* About a million sterling.
“Your majesty knows, it is the laudable custom of “all Eastern princes, to leave the whole management “of affairs, both civil and military, to their visirs.
“The appointments for your family and private “purse, shall exceed those-of your predecessors: you “shall be at no trouble, farther than to appear some“ times in council, and leave the rest to me: you shall hear no clamour or complaints: your senate “shall, upon occasion, declare you the best of princes, the father of your country, the arbizer of Asia, the defender of the oppressed, and the delight of mankind. “SIR, Hear not those who would, most falsely, impiously, and maliciously, insinuate that your government can be carried on, without that wholesome necessary expedient, of sharing the publick revenue with your faithful deserving senators. This, I know, my enemies are pleased to call bribery and corrup“tion. Be it so : but I insist, that without this bribery and corruption, the wheels of government will not turn ; or at least will be apt to take fire, like other wheels, unless they be greased at proper “ times.
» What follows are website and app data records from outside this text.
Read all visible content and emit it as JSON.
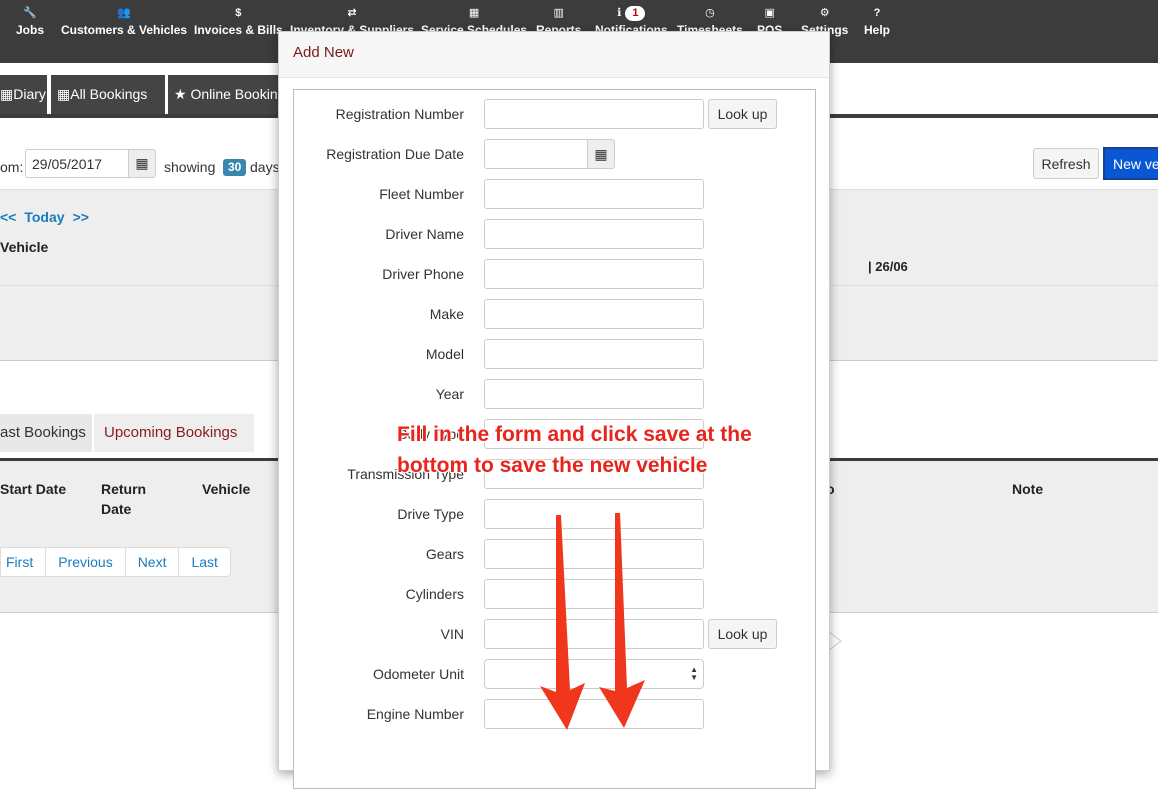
{
  "nav": {
    "items": [
      {
        "label": "Jobs",
        "icon": "wrench-icon",
        "glyph": "🔧"
      },
      {
        "label": "Customers & Vehicles",
        "icon": "users-icon",
        "glyph": "👥"
      },
      {
        "label": "Invoices & Bills",
        "icon": "dollar-icon",
        "glyph": "$"
      },
      {
        "label": "Inventory & Suppliers",
        "icon": "retweet-icon",
        "glyph": "⇄"
      },
      {
        "label": "Service Schedules",
        "icon": "calendar-icon",
        "glyph": "▦"
      },
      {
        "label": "Reports",
        "icon": "bar-chart-icon",
        "glyph": "▥"
      },
      {
        "label": "Notifications",
        "icon": "info-icon",
        "glyph": "ℹ",
        "badge": "1"
      },
      {
        "label": "Timesheets",
        "icon": "clock-icon",
        "glyph": "◷"
      },
      {
        "label": "POS",
        "icon": "money-icon",
        "glyph": "▣"
      },
      {
        "label": "Settings",
        "icon": "cogs-icon",
        "glyph": "⚙"
      },
      {
        "label": "Help",
        "icon": "question-icon",
        "glyph": "?"
      }
    ]
  },
  "subtabs": [
    {
      "label": "Diary",
      "icon": "calendar-icon",
      "glyph": "▦"
    },
    {
      "label": "All Bookings",
      "icon": "calendar-icon",
      "glyph": "▦"
    },
    {
      "label": "Online Bookings",
      "icon": "star-icon",
      "glyph": "★"
    }
  ],
  "filter": {
    "from_label": "om:",
    "date_value": "29/05/2017",
    "showing": "showing",
    "days_count": "30",
    "days_text": "days",
    "refresh": "Refresh",
    "new_vehicle": "New ve"
  },
  "diary": {
    "prev": "<<",
    "today": "Today",
    "next": ">>",
    "vehicle_header": "Vehicle",
    "date_column": "| 26/06"
  },
  "bookings": {
    "tabs": [
      "ast Bookings",
      "Upcoming Bookings"
    ],
    "columns": [
      "Start Date",
      "Return Date",
      "Vehicle",
      "o",
      "Note"
    ],
    "pager": [
      "First",
      "Previous",
      "Next",
      "Last"
    ]
  },
  "modal": {
    "title": "Add New",
    "lookup_label": "Look up",
    "fields": [
      {
        "label": "Registration Number",
        "type": "text",
        "value": ""
      },
      {
        "label": "Registration Due Date",
        "type": "date",
        "value": ""
      },
      {
        "label": "Fleet Number",
        "type": "text",
        "value": ""
      },
      {
        "label": "Driver Name",
        "type": "text",
        "value": ""
      },
      {
        "label": "Driver Phone",
        "type": "text",
        "value": ""
      },
      {
        "label": "Make",
        "type": "text",
        "value": ""
      },
      {
        "label": "Model",
        "type": "text",
        "value": ""
      },
      {
        "label": "Year",
        "type": "text",
        "value": ""
      },
      {
        "label": "Body Type",
        "type": "text",
        "value": ""
      },
      {
        "label": "Transmission Type",
        "type": "text",
        "value": ""
      },
      {
        "label": "Drive Type",
        "type": "text",
        "value": ""
      },
      {
        "label": "Gears",
        "type": "text",
        "value": ""
      },
      {
        "label": "Cylinders",
        "type": "text",
        "value": ""
      },
      {
        "label": "VIN",
        "type": "text",
        "value": ""
      },
      {
        "label": "Odometer Unit",
        "type": "select",
        "value": ""
      },
      {
        "label": "Engine Number",
        "type": "text",
        "value": ""
      }
    ]
  },
  "annotation": {
    "line1": "Fill in the form and click save at the",
    "line2": "bottom to save the new vehicle",
    "color": "#e8241b"
  }
}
If an angel from Heaven should descend, “to govern this empire, upon any other scheme than what our enemies call corruption, he must return from whence he came, and leave the work “undone.
“SIR, It is well known we are a trading nation, and “consequently cannot thrive in a bargain, where nothing is to be gained. The poor electors, who “run from their shops or the plough, for the ser“vice of their country; are they not to be considered “for their labour and their loyalty The candidates,
“who, with the hazard of their persons, the loss